| Supplied material |
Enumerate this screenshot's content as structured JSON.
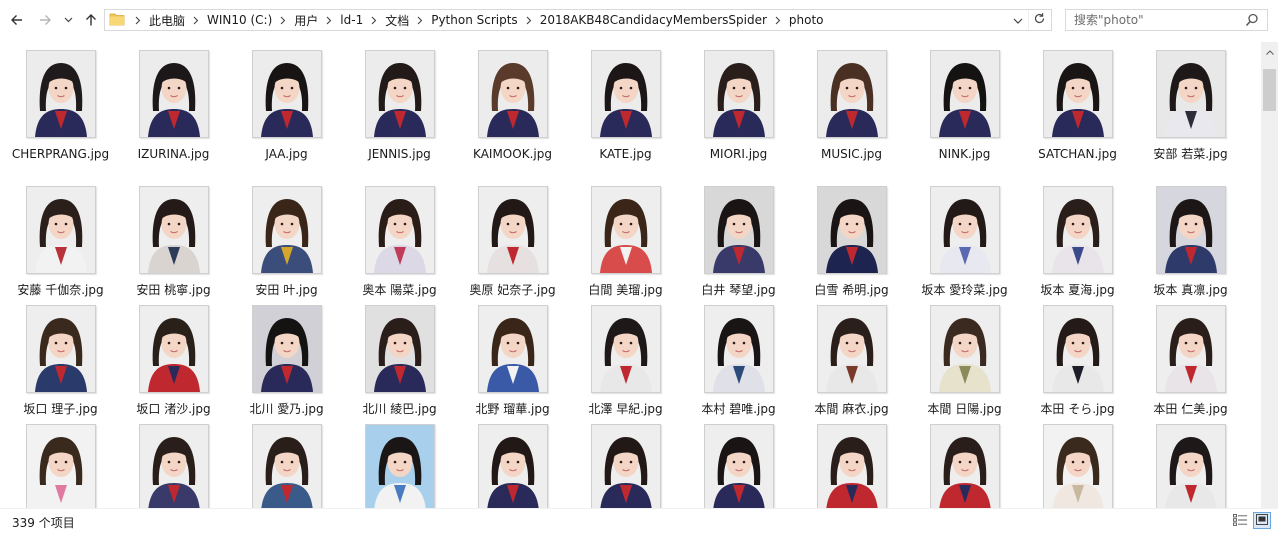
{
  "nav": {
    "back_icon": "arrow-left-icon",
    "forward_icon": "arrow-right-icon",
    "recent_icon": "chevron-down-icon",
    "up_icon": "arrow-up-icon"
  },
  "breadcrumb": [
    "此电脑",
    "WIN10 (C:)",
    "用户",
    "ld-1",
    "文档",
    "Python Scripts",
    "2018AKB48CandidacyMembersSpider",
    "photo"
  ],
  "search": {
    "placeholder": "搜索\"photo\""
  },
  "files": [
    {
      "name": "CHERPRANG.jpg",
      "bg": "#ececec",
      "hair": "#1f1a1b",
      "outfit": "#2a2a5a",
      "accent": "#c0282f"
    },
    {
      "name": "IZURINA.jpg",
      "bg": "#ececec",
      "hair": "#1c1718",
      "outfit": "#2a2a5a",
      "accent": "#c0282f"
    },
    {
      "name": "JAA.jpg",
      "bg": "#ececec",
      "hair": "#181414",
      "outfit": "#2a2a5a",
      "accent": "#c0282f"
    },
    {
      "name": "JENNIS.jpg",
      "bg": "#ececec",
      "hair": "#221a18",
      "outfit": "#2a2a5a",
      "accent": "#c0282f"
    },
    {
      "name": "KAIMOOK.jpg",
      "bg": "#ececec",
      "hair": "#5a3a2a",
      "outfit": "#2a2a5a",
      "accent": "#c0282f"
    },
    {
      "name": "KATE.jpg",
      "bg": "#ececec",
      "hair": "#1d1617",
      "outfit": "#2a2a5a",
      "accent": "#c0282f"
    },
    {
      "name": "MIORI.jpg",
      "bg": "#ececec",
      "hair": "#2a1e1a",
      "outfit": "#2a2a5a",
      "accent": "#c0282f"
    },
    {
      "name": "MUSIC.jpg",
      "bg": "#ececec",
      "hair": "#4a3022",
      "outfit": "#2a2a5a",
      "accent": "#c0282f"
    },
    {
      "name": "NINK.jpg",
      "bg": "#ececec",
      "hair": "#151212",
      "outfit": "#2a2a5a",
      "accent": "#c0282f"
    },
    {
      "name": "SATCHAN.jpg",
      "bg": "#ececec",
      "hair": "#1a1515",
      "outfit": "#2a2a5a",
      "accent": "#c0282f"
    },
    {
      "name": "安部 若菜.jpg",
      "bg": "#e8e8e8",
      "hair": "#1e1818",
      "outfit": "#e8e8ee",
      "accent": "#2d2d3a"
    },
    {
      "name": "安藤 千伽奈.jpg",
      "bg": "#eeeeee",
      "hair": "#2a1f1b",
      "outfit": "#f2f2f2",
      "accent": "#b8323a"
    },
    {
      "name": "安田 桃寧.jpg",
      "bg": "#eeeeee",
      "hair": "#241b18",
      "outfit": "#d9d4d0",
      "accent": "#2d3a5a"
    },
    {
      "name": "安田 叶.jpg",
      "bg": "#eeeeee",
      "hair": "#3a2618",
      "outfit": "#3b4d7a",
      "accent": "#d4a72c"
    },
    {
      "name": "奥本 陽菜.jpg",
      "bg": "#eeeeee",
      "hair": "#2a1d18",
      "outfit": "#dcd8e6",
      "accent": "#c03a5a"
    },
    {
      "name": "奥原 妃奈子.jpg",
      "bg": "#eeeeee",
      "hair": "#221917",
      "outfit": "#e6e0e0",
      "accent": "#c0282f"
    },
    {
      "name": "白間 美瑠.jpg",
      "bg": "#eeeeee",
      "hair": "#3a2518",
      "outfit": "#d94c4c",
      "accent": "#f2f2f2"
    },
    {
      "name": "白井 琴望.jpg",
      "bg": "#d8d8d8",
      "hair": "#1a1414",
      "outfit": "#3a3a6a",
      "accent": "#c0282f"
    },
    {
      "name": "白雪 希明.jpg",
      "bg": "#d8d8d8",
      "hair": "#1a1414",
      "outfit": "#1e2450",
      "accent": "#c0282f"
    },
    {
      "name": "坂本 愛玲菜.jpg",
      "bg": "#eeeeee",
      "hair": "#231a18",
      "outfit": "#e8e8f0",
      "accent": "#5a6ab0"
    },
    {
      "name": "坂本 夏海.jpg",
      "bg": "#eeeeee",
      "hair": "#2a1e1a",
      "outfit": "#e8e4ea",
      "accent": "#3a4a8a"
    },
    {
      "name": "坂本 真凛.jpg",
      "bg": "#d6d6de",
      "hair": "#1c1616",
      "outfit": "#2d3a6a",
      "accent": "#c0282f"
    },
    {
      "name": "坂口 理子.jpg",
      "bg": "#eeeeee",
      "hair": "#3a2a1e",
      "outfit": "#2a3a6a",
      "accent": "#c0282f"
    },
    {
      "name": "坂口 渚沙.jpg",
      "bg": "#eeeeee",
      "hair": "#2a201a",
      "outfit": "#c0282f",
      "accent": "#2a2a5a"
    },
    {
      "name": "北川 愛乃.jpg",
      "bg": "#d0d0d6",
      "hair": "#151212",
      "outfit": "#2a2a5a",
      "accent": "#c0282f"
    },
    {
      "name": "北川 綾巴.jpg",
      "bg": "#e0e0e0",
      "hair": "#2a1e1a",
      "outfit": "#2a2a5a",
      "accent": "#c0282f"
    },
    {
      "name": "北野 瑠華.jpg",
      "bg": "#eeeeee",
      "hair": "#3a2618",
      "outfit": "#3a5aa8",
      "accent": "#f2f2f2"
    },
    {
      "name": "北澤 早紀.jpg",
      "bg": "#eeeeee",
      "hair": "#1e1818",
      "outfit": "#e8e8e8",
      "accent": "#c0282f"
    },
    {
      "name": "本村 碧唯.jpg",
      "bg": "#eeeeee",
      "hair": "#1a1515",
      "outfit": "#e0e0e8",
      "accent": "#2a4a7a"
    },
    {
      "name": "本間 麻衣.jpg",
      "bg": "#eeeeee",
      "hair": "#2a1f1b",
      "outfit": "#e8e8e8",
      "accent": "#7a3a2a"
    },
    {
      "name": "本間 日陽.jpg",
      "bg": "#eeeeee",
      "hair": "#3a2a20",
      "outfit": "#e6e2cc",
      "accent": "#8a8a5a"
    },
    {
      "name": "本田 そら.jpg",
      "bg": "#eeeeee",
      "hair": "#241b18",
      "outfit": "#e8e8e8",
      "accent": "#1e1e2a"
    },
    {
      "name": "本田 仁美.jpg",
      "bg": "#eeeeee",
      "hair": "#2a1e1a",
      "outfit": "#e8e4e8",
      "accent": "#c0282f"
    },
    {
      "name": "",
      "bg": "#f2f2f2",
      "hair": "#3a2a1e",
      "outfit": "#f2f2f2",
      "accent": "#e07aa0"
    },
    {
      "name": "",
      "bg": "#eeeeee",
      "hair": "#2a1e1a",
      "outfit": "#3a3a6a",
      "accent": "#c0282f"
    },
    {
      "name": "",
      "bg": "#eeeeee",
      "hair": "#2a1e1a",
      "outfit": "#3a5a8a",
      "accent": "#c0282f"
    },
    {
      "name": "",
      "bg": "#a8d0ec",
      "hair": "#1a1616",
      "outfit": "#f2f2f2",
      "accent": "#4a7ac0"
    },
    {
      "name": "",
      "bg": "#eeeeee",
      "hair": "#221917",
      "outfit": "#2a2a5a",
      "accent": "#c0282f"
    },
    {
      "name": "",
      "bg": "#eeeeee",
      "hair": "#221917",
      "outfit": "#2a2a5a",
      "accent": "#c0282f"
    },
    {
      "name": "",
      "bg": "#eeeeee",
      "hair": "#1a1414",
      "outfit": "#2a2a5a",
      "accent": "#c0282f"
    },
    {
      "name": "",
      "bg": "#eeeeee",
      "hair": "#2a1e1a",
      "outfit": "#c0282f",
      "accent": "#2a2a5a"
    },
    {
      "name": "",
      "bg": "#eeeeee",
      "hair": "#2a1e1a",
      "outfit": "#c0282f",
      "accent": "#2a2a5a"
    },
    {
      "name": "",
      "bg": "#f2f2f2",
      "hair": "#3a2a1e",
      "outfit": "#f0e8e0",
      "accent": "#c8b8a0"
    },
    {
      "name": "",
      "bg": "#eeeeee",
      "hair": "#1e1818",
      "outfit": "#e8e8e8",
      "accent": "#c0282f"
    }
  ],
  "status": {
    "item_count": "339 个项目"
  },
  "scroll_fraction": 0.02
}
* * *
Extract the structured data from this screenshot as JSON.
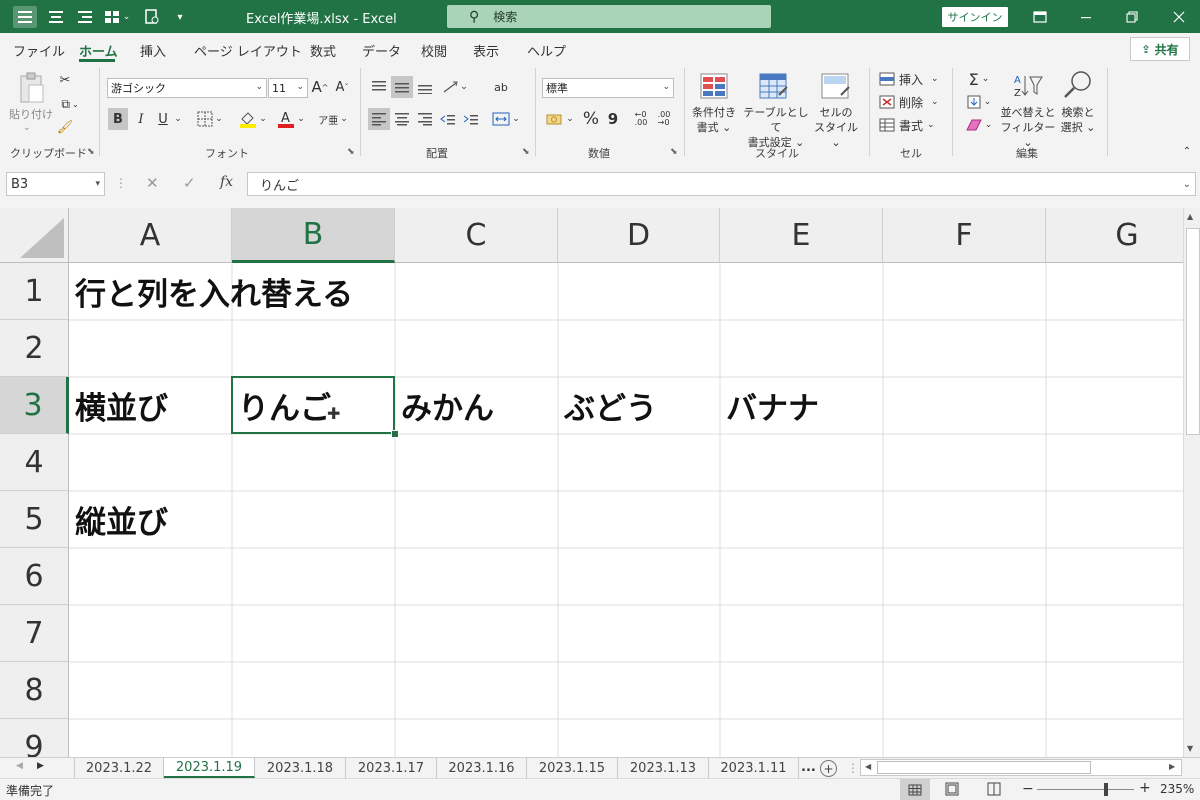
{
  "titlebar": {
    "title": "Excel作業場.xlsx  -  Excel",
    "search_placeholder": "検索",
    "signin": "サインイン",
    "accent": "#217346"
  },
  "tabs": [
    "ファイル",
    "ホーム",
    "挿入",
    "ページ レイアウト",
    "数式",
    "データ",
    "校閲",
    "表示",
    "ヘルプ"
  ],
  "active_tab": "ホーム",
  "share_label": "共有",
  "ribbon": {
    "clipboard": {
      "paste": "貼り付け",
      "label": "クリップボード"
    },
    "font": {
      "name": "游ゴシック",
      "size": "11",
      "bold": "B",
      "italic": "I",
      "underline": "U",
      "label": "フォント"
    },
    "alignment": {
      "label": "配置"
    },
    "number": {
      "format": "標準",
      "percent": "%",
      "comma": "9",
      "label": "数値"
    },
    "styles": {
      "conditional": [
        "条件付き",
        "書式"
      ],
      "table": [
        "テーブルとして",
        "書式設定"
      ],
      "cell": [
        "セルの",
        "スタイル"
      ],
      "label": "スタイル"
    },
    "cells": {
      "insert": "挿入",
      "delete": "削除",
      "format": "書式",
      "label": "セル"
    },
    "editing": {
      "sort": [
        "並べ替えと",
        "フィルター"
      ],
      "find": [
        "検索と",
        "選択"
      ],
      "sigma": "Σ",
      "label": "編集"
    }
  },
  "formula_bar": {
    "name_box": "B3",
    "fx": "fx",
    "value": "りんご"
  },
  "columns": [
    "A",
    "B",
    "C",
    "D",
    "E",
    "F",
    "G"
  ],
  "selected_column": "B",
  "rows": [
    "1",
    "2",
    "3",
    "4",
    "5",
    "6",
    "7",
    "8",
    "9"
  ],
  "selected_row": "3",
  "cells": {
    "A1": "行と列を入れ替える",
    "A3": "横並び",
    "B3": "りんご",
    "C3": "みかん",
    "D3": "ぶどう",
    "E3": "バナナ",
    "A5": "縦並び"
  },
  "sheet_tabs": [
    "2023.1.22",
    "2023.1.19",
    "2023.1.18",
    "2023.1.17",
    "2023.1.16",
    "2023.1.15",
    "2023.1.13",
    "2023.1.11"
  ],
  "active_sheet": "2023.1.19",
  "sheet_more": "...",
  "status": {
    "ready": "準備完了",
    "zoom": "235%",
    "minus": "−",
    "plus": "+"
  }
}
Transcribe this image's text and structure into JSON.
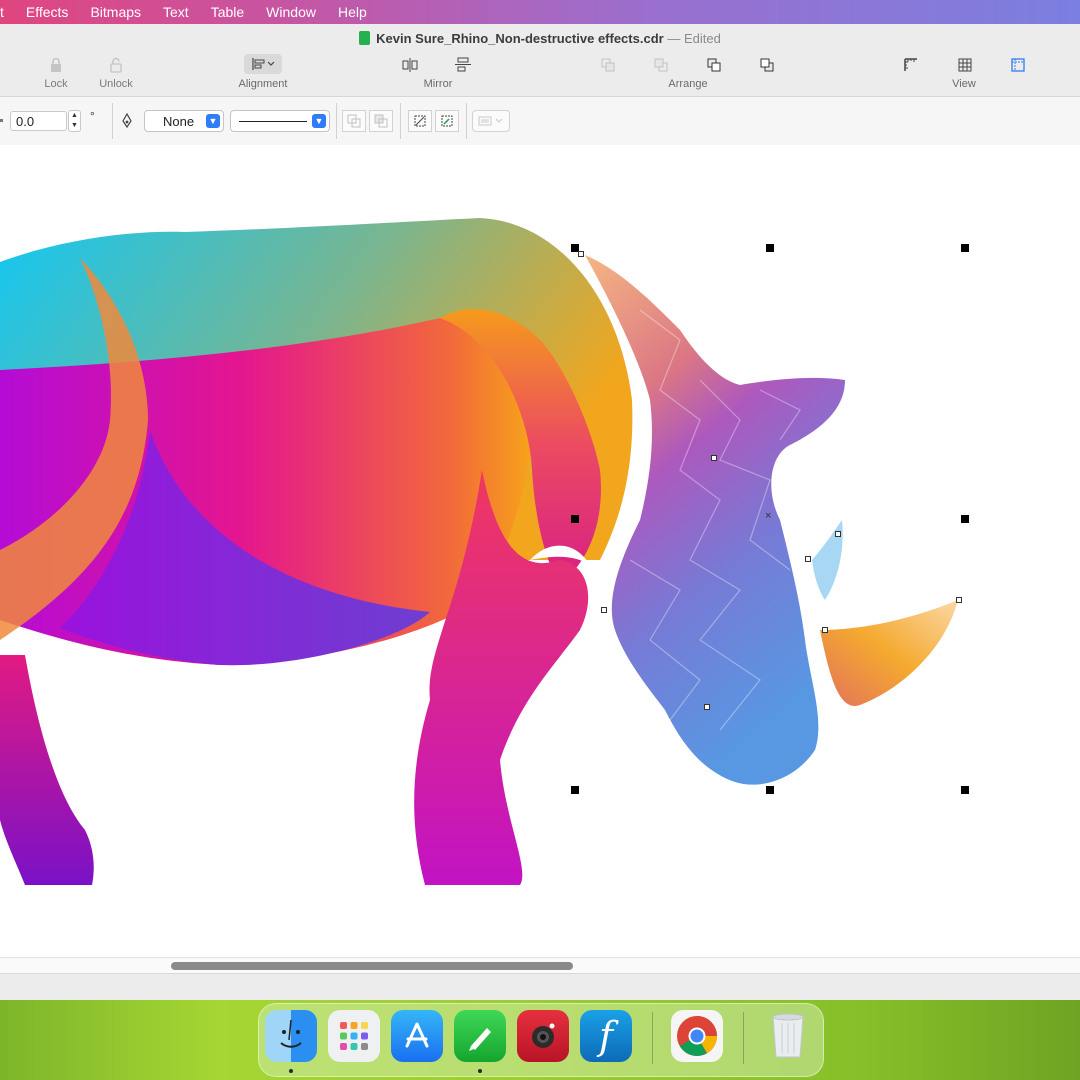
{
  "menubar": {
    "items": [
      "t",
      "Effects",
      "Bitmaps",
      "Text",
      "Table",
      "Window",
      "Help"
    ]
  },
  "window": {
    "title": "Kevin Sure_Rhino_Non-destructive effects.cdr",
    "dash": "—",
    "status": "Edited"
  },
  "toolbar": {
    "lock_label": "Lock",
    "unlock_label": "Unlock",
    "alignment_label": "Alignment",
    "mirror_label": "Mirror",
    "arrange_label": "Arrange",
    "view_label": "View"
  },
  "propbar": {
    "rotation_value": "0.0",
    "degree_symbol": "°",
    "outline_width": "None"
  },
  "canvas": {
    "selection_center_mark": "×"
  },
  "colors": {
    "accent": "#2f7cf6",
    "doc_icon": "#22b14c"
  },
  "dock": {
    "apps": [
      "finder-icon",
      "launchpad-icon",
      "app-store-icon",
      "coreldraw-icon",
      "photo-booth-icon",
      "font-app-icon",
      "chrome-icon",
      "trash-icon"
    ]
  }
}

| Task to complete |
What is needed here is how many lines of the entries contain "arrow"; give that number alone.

| Output |
3